» WORK TASK
Each entry below is to be given again word for word, with no pictures.

+-------+

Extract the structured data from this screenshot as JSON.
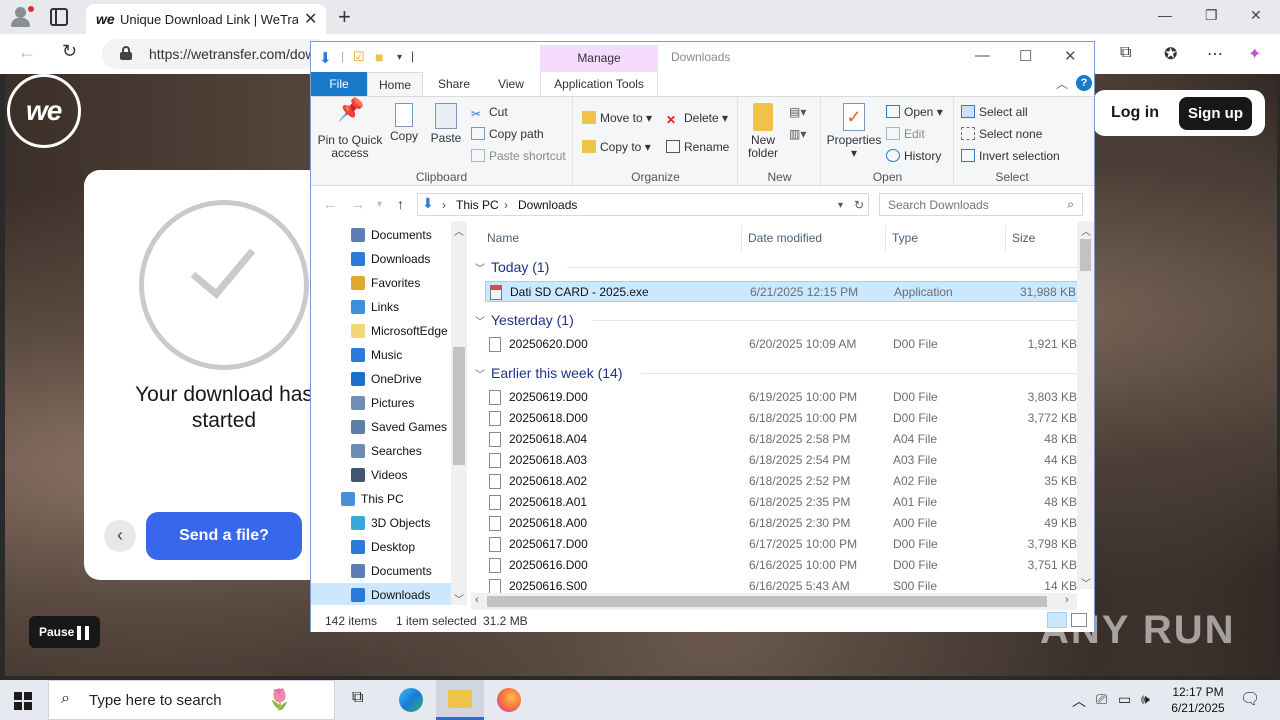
{
  "browser": {
    "tab_title": "Unique Download Link | WeTransfer",
    "tab_favicon": "we",
    "url": "https://wetransfer.com/downloads"
  },
  "wetransfer": {
    "logo": "we",
    "login_label": "Log in",
    "signup_label": "Sign up",
    "download_title": "Your download has started",
    "send_label": "Send a file?",
    "pause_label": "Pause"
  },
  "explorer": {
    "qat_path": "|",
    "manage_label": "Manage",
    "window_title": "Downloads",
    "tabs": [
      "File",
      "Home",
      "Share",
      "View",
      "Application Tools"
    ],
    "ribbon": {
      "clipboard": {
        "label": "Clipboard",
        "pin": "Pin to Quick access",
        "copy": "Copy",
        "paste": "Paste",
        "cut": "Cut",
        "copy_path": "Copy path",
        "paste_shortcut": "Paste shortcut"
      },
      "organize": {
        "label": "Organize",
        "move_to": "Move to",
        "copy_to": "Copy to",
        "delete": "Delete",
        "rename": "Rename"
      },
      "new": {
        "label": "New",
        "new_folder": "New folder"
      },
      "open": {
        "label": "Open",
        "properties": "Properties",
        "open": "Open",
        "edit": "Edit",
        "history": "History"
      },
      "select": {
        "label": "Select",
        "select_all": "Select all",
        "select_none": "Select none",
        "invert": "Invert selection"
      }
    },
    "breadcrumb": [
      "This PC",
      "Downloads"
    ],
    "search_placeholder": "Search Downloads",
    "nav_items": [
      {
        "label": "Documents",
        "icon": "documents-icon",
        "color": "#5a7fb0"
      },
      {
        "label": "Downloads",
        "icon": "downloads-icon",
        "color": "#2b79d8"
      },
      {
        "label": "Favorites",
        "icon": "favorites-icon",
        "color": "#e0a82e"
      },
      {
        "label": "Links",
        "icon": "links-icon",
        "color": "#3c8fd8"
      },
      {
        "label": "MicrosoftEdge",
        "icon": "folder-icon",
        "color": "#f3d57a"
      },
      {
        "label": "Music",
        "icon": "music-icon",
        "color": "#2b79d8"
      },
      {
        "label": "OneDrive",
        "icon": "onedrive-icon",
        "color": "#1c6fd0"
      },
      {
        "label": "Pictures",
        "icon": "pictures-icon",
        "color": "#6f8db7"
      },
      {
        "label": "Saved Games",
        "icon": "saved-games-icon",
        "color": "#5e7ea6"
      },
      {
        "label": "Searches",
        "icon": "searches-icon",
        "color": "#6b8cb7"
      },
      {
        "label": "Videos",
        "icon": "videos-icon",
        "color": "#40586e"
      },
      {
        "label": "This PC",
        "icon": "this-pc-icon",
        "color": "#4a8fd8"
      },
      {
        "label": "3D Objects",
        "icon": "3d-objects-icon",
        "color": "#3aa9d9"
      },
      {
        "label": "Desktop",
        "icon": "desktop-icon",
        "color": "#2b79d8"
      },
      {
        "label": "Documents",
        "icon": "documents-icon",
        "color": "#5a7fb0"
      },
      {
        "label": "Downloads",
        "icon": "downloads-icon",
        "color": "#2b79d8"
      }
    ],
    "columns": [
      "Name",
      "Date modified",
      "Type",
      "Size"
    ],
    "groups": {
      "today": "Today (1)",
      "yesterday": "Yesterday (1)",
      "week": "Earlier this week (14)"
    },
    "files_today": [
      {
        "name": "Dati SD CARD - 2025.exe",
        "date": "6/21/2025 12:15 PM",
        "type": "Application",
        "size": "31,988 KB"
      }
    ],
    "files_yesterday": [
      {
        "name": "20250620.D00",
        "date": "6/20/2025 10:09 AM",
        "type": "D00 File",
        "size": "1,921 KB"
      }
    ],
    "files_week": [
      {
        "name": "20250619.D00",
        "date": "6/19/2025 10:00 PM",
        "type": "D00 File",
        "size": "3,803 KB"
      },
      {
        "name": "20250618.D00",
        "date": "6/18/2025 10:00 PM",
        "type": "D00 File",
        "size": "3,772 KB"
      },
      {
        "name": "20250618.A04",
        "date": "6/18/2025 2:58 PM",
        "type": "A04 File",
        "size": "48 KB"
      },
      {
        "name": "20250618.A03",
        "date": "6/18/2025 2:54 PM",
        "type": "A03 File",
        "size": "44 KB"
      },
      {
        "name": "20250618.A02",
        "date": "6/18/2025 2:52 PM",
        "type": "A02 File",
        "size": "35 KB"
      },
      {
        "name": "20250618.A01",
        "date": "6/18/2025 2:35 PM",
        "type": "A01 File",
        "size": "48 KB"
      },
      {
        "name": "20250618.A00",
        "date": "6/18/2025 2:30 PM",
        "type": "A00 File",
        "size": "49 KB"
      },
      {
        "name": "20250617.D00",
        "date": "6/17/2025 10:00 PM",
        "type": "D00 File",
        "size": "3,798 KB"
      },
      {
        "name": "20250616.D00",
        "date": "6/16/2025 10:00 PM",
        "type": "D00 File",
        "size": "3,751 KB"
      },
      {
        "name": "20250616.S00",
        "date": "6/16/2025 5:43 AM",
        "type": "S00 File",
        "size": "14 KB"
      }
    ],
    "status": {
      "items": "142 items",
      "selected": "1 item selected",
      "size": "31.2 MB"
    }
  },
  "taskbar": {
    "search_text": "Type here to search",
    "time": "12:17 PM",
    "date": "6/21/2025"
  },
  "watermark": "ANY RUN"
}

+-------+

» TASK OUTPUT
Extract the structured data from this screenshot as JSON.
{
  "browser": {
    "tab_title": "Unique Download Link | WeTransfer",
    "tab_favicon": "we",
    "url": "https://wetransfer.com/downloads"
  },
  "wetransfer": {
    "logo": "we",
    "login_label": "Log in",
    "signup_label": "Sign up",
    "download_title": "Your download has started",
    "send_label": "Send a file?",
    "pause_label": "Pause"
  },
  "explorer": {
    "qat_path": "|",
    "manage_label": "Manage",
    "window_title": "Downloads",
    "tabs": [
      "File",
      "Home",
      "Share",
      "View",
      "Application Tools"
    ],
    "ribbon": {
      "clipboard": {
        "label": "Clipboard",
        "pin": "Pin to Quick access",
        "copy": "Copy",
        "paste": "Paste",
        "cut": "Cut",
        "copy_path": "Copy path",
        "paste_shortcut": "Paste shortcut"
      },
      "organize": {
        "label": "Organize",
        "move_to": "Move to",
        "copy_to": "Copy to",
        "delete": "Delete",
        "rename": "Rename"
      },
      "new": {
        "label": "New",
        "new_folder": "New folder"
      },
      "open": {
        "label": "Open",
        "properties": "Properties",
        "open": "Open",
        "edit": "Edit",
        "history": "History"
      },
      "select": {
        "label": "Select",
        "select_all": "Select all",
        "select_none": "Select none",
        "invert": "Invert selection"
      }
    },
    "breadcrumb": [
      "This PC",
      "Downloads"
    ],
    "search_placeholder": "Search Downloads",
    "nav_items": [
      {
        "label": "Documents",
        "icon": "documents-icon",
        "color": "#5a7fb0"
      },
      {
        "label": "Downloads",
        "icon": "downloads-icon",
        "color": "#2b79d8"
      },
      {
        "label": "Favorites",
        "icon": "favorites-icon",
        "color": "#e0a82e"
      },
      {
        "label": "Links",
        "icon": "links-icon",
        "color": "#3c8fd8"
      },
      {
        "label": "MicrosoftEdge",
        "icon": "folder-icon",
        "color": "#f3d57a"
      },
      {
        "label": "Music",
        "icon": "music-icon",
        "color": "#2b79d8"
      },
      {
        "label": "OneDrive",
        "icon": "onedrive-icon",
        "color": "#1c6fd0"
      },
      {
        "label": "Pictures",
        "icon": "pictures-icon",
        "color": "#6f8db7"
      },
      {
        "label": "Saved Games",
        "icon": "saved-games-icon",
        "color": "#5e7ea6"
      },
      {
        "label": "Searches",
        "icon": "searches-icon",
        "color": "#6b8cb7"
      },
      {
        "label": "Videos",
        "icon": "videos-icon",
        "color": "#40586e"
      },
      {
        "label": "This PC",
        "icon": "this-pc-icon",
        "color": "#4a8fd8"
      },
      {
        "label": "3D Objects",
        "icon": "3d-objects-icon",
        "color": "#3aa9d9"
      },
      {
        "label": "Desktop",
        "icon": "desktop-icon",
        "color": "#2b79d8"
      },
      {
        "label": "Documents",
        "icon": "documents-icon",
        "color": "#5a7fb0"
      },
      {
        "label": "Downloads",
        "icon": "downloads-icon",
        "color": "#2b79d8"
      }
    ],
    "columns": [
      "Name",
      "Date modified",
      "Type",
      "Size"
    ],
    "groups": {
      "today": "Today (1)",
      "yesterday": "Yesterday (1)",
      "week": "Earlier this week (14)"
    },
    "files_today": [
      {
        "name": "Dati SD CARD - 2025.exe",
        "date": "6/21/2025 12:15 PM",
        "type": "Application",
        "size": "31,988 KB"
      }
    ],
    "files_yesterday": [
      {
        "name": "20250620.D00",
        "date": "6/20/2025 10:09 AM",
        "type": "D00 File",
        "size": "1,921 KB"
      }
    ],
    "files_week": [
      {
        "name": "20250619.D00",
        "date": "6/19/2025 10:00 PM",
        "type": "D00 File",
        "size": "3,803 KB"
      },
      {
        "name": "20250618.D00",
        "date": "6/18/2025 10:00 PM",
        "type": "D00 File",
        "size": "3,772 KB"
      },
      {
        "name": "20250618.A04",
        "date": "6/18/2025 2:58 PM",
        "type": "A04 File",
        "size": "48 KB"
      },
      {
        "name": "20250618.A03",
        "date": "6/18/2025 2:54 PM",
        "type": "A03 File",
        "size": "44 KB"
      },
      {
        "name": "20250618.A02",
        "date": "6/18/2025 2:52 PM",
        "type": "A02 File",
        "size": "35 KB"
      },
      {
        "name": "20250618.A01",
        "date": "6/18/2025 2:35 PM",
        "type": "A01 File",
        "size": "48 KB"
      },
      {
        "name": "20250618.A00",
        "date": "6/18/2025 2:30 PM",
        "type": "A00 File",
        "size": "49 KB"
      },
      {
        "name": "20250617.D00",
        "date": "6/17/2025 10:00 PM",
        "type": "D00 File",
        "size": "3,798 KB"
      },
      {
        "name": "20250616.D00",
        "date": "6/16/2025 10:00 PM",
        "type": "D00 File",
        "size": "3,751 KB"
      },
      {
        "name": "20250616.S00",
        "date": "6/16/2025 5:43 AM",
        "type": "S00 File",
        "size": "14 KB"
      }
    ],
    "status": {
      "items": "142 items",
      "selected": "1 item selected",
      "size": "31.2 MB"
    }
  },
  "taskbar": {
    "search_text": "Type here to search",
    "time": "12:17 PM",
    "date": "6/21/2025"
  },
  "watermark": "ANY RUN"
}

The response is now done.